Matthew Burnett

Matthew Burnett

Matthew Burnett

PhD Student

matthew@riversoflife.co.za

Behavioural ecology research on the KwaZulu-Natal Yellowfish (Labeobarbus natalensis).

Matthew Burnett is a Ph.D candidate running the FISHTRAC programme at the Aquatic ecosystem research (AER) group, his main focus is on fish behavioural ecology as an indication of river eco-system health. The FISHTRAC program uses smart technology in tracking fish and environmental variables to monitoring river ecosystems in real-time and remotely. Matthew is currently using this smart technology to understand the behaviour of KwaZulu-Natal (KZN) Yellowfish (Labeobarbus natalensis) and their response to waste water treatment works within the uMngeni and uMsunduzi River systems.

Yellowfish (Labeobarbus spp.) are a relatively under recognised species in Southern Africa. They are long-lived, large sized, abundant and present in every large river system within the region making them the perfect candidates to measure river health. They are an iconic and charismatic fish, being sort after by fishermen for food and recreational anglers. Their sensitivity to flows and other water quality variables could not be more helpful today where anthropogenic influences on our rivers are higher than ever before. Despite this there are still knowledge gaps that need to be filled to improve our understanding of their behavioural ecology and their response to environmental variables.

More specifically the KZN, or “Scaly”, Yellowfish (Labeobarbus natalensis), an abundant fish in KZN, has received recent attention to assist in the development of a real-time remote monitoring system. This system serves in understanding the behavioural characteristics of Natal Yellowfish and how they respond to water quality and quantity variables altered by natural and anthropogenic causes. The current improvements in telemetry tags and water quality probes is assisting in the way we can track these responses in real-time and remotely. This multi-disciplinary approach is a cutting-edge concept that may change the way we manage our natural resources in the future. The AER is currently assessing this with their FISHTRAC system in the uMngeni and uMsunduzi River around waste water treatment work releases.
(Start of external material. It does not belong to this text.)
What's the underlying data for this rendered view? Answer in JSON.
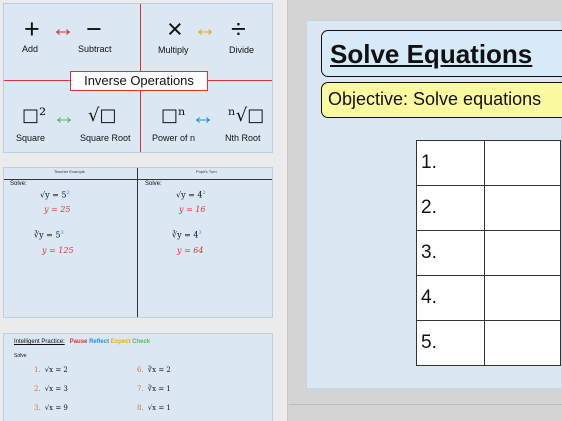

In developing these technologies, Aquatic Ecosystem Research (AER) in its aquarium is running a tag retention study to improve on the knowledge gaps for tagging fish within sub-tropical climates. Little information exists for tagging fish within tropical and sub-tropical systems as most studies happen within cooler temperate areas.

 

Find me on Linkedin.

Leave a Reply

Your email address will not be published. Required fields are marked *